International Study of Expert Judgement on Therapeutic Use of Benzodiazepines and Other Psychotherapeutic Medications: V. Treatment strategies in panic disorder, 1992-1997. Academic Article Case Study uri icon
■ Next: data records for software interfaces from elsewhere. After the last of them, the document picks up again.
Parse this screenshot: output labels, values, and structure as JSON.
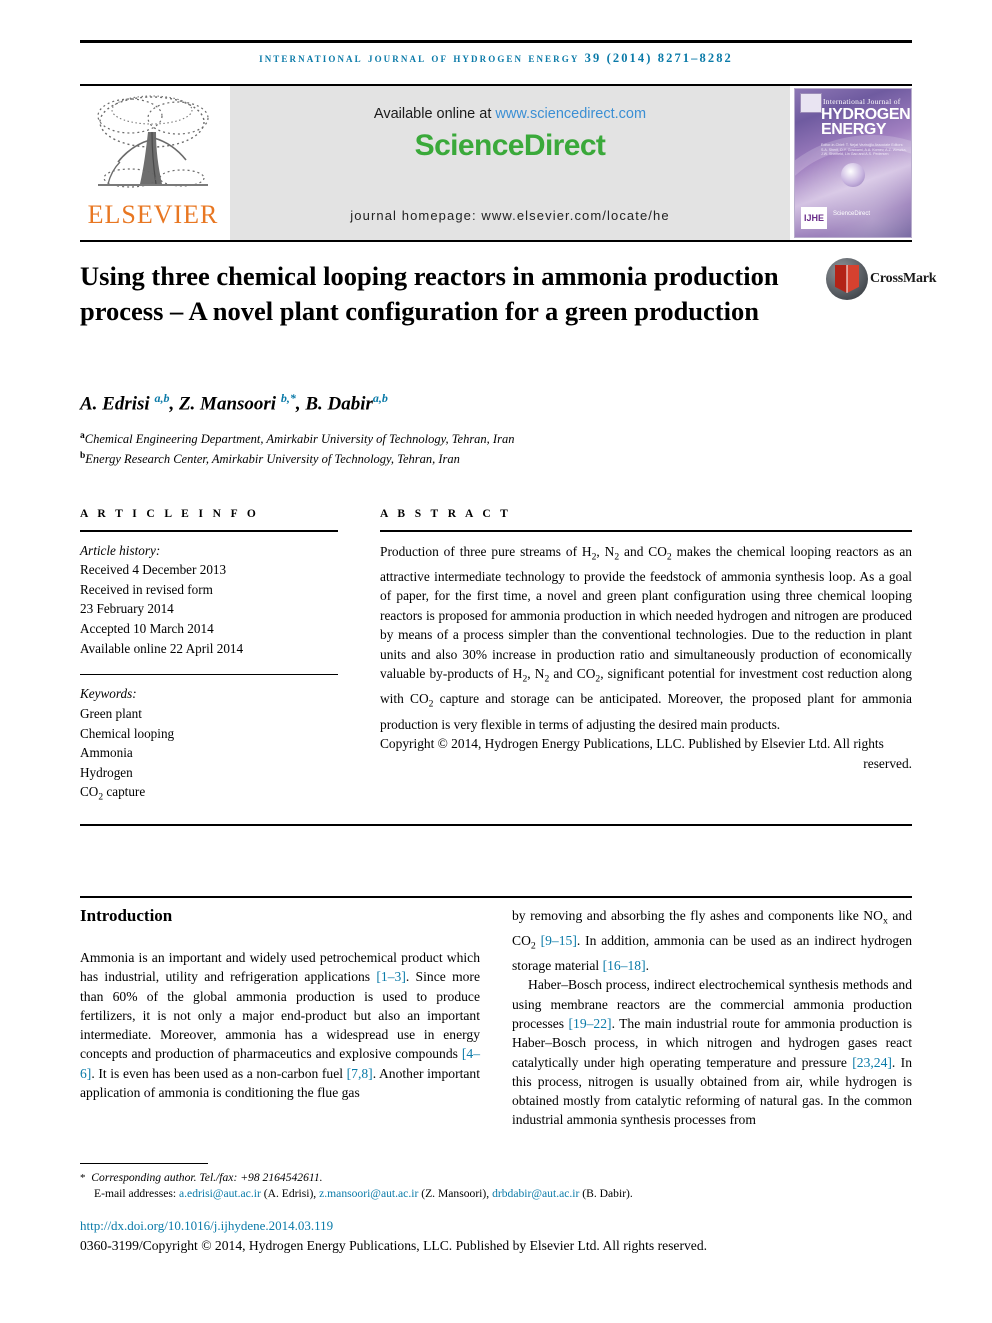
{
  "running_head": "International Journal of Hydrogen Energy 39 (2014) 8271–8282",
  "masthead": {
    "available_prefix": "Available online at ",
    "available_url": "www.sciencedirect.com",
    "sciencedirect_logo": "ScienceDirect",
    "journal_homepage": "journal homepage: www.elsevier.com/locate/he",
    "publisher_wordmark": "ELSEVIER",
    "cover": {
      "line_small": "International Journal of",
      "line_big_1": "HYDROGEN",
      "line_big_2": "ENERGY",
      "editors": "Editor-in-Chief: T. Nejat Veziroğlu   Associate Editors: S.A. Sherif, D.Y. Goswami, A.A. Kornev, A.Z. Weszka, J.W. Sheffield, Lin Gao and A.S. Pedersen",
      "mark": "IJHE",
      "sciencedirect_tag": "ScienceDirect"
    }
  },
  "article": {
    "title": "Using three chemical looping reactors in ammonia production process – A novel plant configuration for a green production",
    "crossmark_label": "CrossMark",
    "authors_html": "A. Edrisi <sup>a,b</sup>, Z. Mansoori <sup>b,*</sup>, B. Dabir<sup>a,b</sup>",
    "affiliations": [
      {
        "marker": "a",
        "text": "Chemical Engineering Department, Amirkabir University of Technology, Tehran, Iran"
      },
      {
        "marker": "b",
        "text": "Energy Research Center, Amirkabir University of Technology, Tehran, Iran"
      }
    ]
  },
  "article_info": {
    "heading": "A R T I C L E   I N F O",
    "history_label": "Article history:",
    "history": [
      "Received 4 December 2013",
      "Received in revised form",
      "23 February 2014",
      "Accepted 10 March 2014",
      "Available online 22 April 2014"
    ],
    "keywords_label": "Keywords:",
    "keywords_html": "Green plant<br>Chemical looping<br>Ammonia<br>Hydrogen<br>CO<sub>2</sub> capture"
  },
  "abstract": {
    "heading": "A B S T R A C T",
    "body_html": "Production of three pure streams of H<sub>2</sub>, N<sub>2</sub> and CO<sub>2</sub> makes the chemical looping reactors as an attractive intermediate technology to provide the feedstock of ammonia synthesis loop. As a goal of paper, for the first time, a novel and green plant configuration using three chemical looping reactors is proposed for ammonia production in which needed hydrogen and nitrogen are produced by means of a process simpler than the conventional technologies. Due to the reduction in plant units and also 30% increase in production ratio and simultaneously production of economically valuable by-products of H<sub>2</sub>, N<sub>2</sub> and CO<sub>2</sub>, significant potential for investment cost reduction along with CO<sub>2</sub> capture and storage can be anticipated. Moreover, the proposed plant for ammonia production is very flexible in terms of adjusting the desired main products.",
    "copyright_html": "Copyright © 2014, Hydrogen Energy Publications, LLC. Published by Elsevier Ltd. All rights<span class=\"tail\">reserved.</span>"
  },
  "introduction": {
    "heading": "Introduction",
    "left_paragraph_html": "Ammonia is an important and widely used petrochemical product which has industrial, utility and refrigeration applications <span class=\"ref\">[1–3]</span>. Since more than 60% of the global ammonia production is used to produce fertilizers, it is not only a major end-product but also an important intermediate. Moreover, ammonia has a widespread use in energy concepts and production of pharmaceutics and explosive compounds <span class=\"ref\">[4–6]</span>. It is even has been used as a non-carbon fuel <span class=\"ref\">[7,8]</span>. Another important application of ammonia is conditioning the flue gas",
    "right_paragraph_1_html": "by removing and absorbing the fly ashes and components like NO<sub>x</sub> and CO<sub>2</sub> <span class=\"ref\">[9–15]</span>. In addition, ammonia can be used as an indirect hydrogen storage material <span class=\"ref\">[16–18]</span>.",
    "right_paragraph_2_html": "Haber–Bosch process, indirect electrochemical synthesis methods and using membrane reactors are the commercial ammonia production processes <span class=\"ref\">[19–22]</span>. The main industrial route for ammonia production is Haber–Bosch process, in which nitrogen and hydrogen gases react catalytically under high operating temperature and pressure <span class=\"ref\">[23,24]</span>. In this process, nitrogen is usually obtained from air, while hydrogen is obtained mostly from catalytic reforming of natural gas. In the common industrial ammonia synthesis processes from"
  },
  "footnotes": {
    "corresponding_html": "<span class=\"star\">*</span> &nbsp;<span class=\"ital\">Corresponding author. Tel./fax: +98 2164542611.</span>",
    "emails_html": "E-mail addresses: <span class=\"mail\">a.edrisi@aut.ac.ir</span> (A. Edrisi), <span class=\"mail\">z.mansoori@aut.ac.ir</span> (Z. Mansoori), <span class=\"mail\">drbdabir@aut.ac.ir</span> (B. Dabir).",
    "doi": "http://dx.doi.org/10.1016/j.ijhydene.2014.03.119",
    "issn_line": "0360-3199/Copyright © 2014, Hydrogen Energy Publications, LLC. Published by Elsevier Ltd. All rights reserved."
  },
  "colors": {
    "link_teal": "#0a7aa8",
    "sciencedirect_green": "#3aa93a",
    "elsevier_orange": "#e87722",
    "url_blue": "#3b8fd4"
  }
}
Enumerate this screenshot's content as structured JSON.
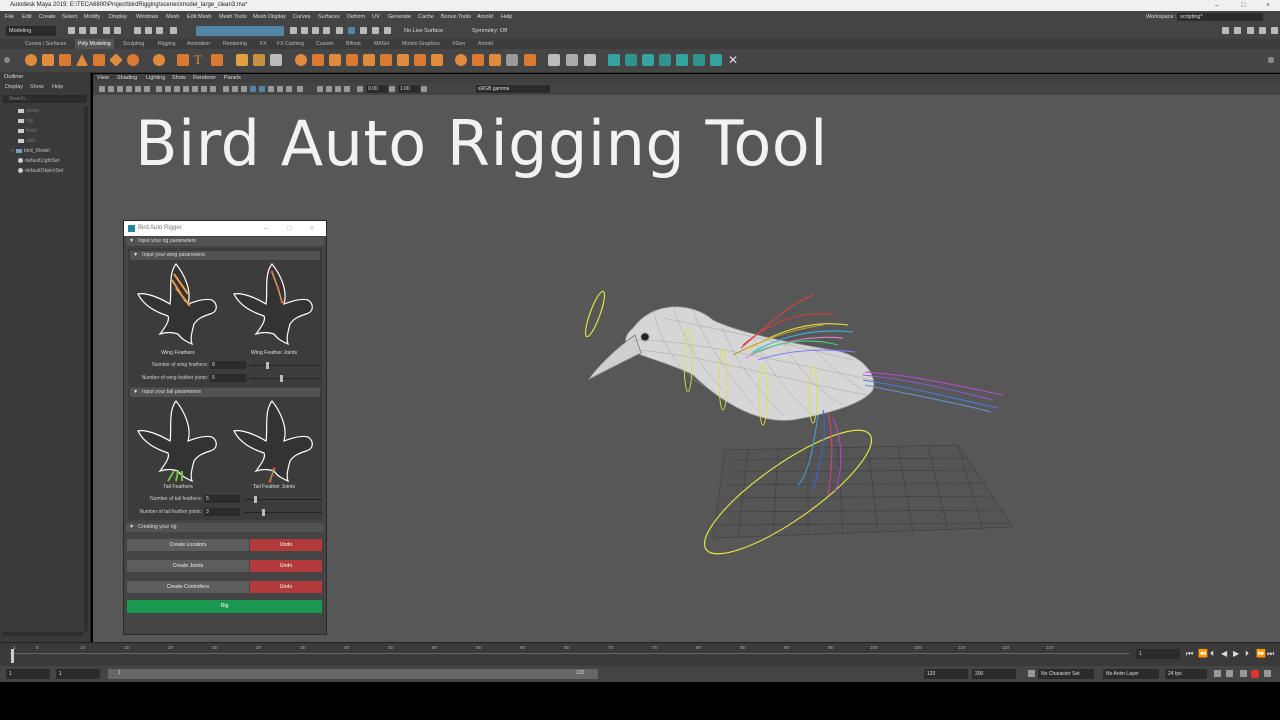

  • The objective of this study was to assemble expert clinical experience and judgment regarding the treatment of panic disorder in a systematic, quantitative manner, particularly with respect to changes during the past 5 years. A panel of 73 internationally recognized experts in the field of pharmacotherapy of anxiety and depression was constituted by multistage peer nomination. Sixty-six experts completed a questionnaire in 1992, and 51 of those completed a follow-up questionnaire in 1997. This report focuses on the experts' responses to questions about therapeutic options as they relate to a vignette describing a typical case of panic disorder. The preferred initial treatment strategy in 1992 (59%) and in 1997 (55%) was a combination of medication with cognitive behavioral therapy. The vast majority of the expert panel included a medication in their recommendations--91% in 1992 and 90% in 1997. Experts recommending a medication for panic in 1992 chose as first-line treatment a benzodiazepine (35%), a selective serotonin reuptake inhibitor (SSRI, 7%), an older antidepressant (33%), or a combination of medications (25%), principally a benzodiazepine plus an older antidepressant (19%). In 1997, fewer chose a benzodiazepine (15%) or an older antidepressant (11%) alone, whereas 33% chose an SSRI alone. More experts chose a combination of medications in 1997 (39%), and the increase was attributable mainly to the choice of a benzodiazepine plus an SSRI (17%). Overall, there was only a small decline in recommendations for benzodiazepines, whereas the increased choice of SSRIs came largely at the expense of the older antidepressants. As second-line medications for panic should their first-line choice fail, the experts in 1997 recommended a benzodiazepine (7%), an SSRI (15%), an older antidepressant (28%), or a combination of medications (50%), most often a benzodiazepine plus an older antidepressant (21%) or a benzodiazepine plus an SSRI (17%). (Experts were not asked to recommend second-line treatment in 1992). Thus, in case of unsatisfactory response, the experts' choices shifted from benzodiazepines and SSRIs alone toward the older antidepressants alone or combinations of an antidepressant plus a benzodiazepine. This report concluded that combined cognitive behavioral therapy plus medication was highly favored by the experts as the initial treatment strategy for panic disorder. Over the past 5 years, SSRIs displaced older antidepressants as the experts' choice for first-line pharmacotherapy of panic disorder. In case of an unsatisfactory response, the experts more often recommended an older antidepressant or a combination of an antidepressant plus a benzodiazepine. According to the experts' judgments, the benzodiazepines, especially combined with an antidepressant, remain mainstays of pharmacotherapy for panic disorder.

publication date

  • December 1998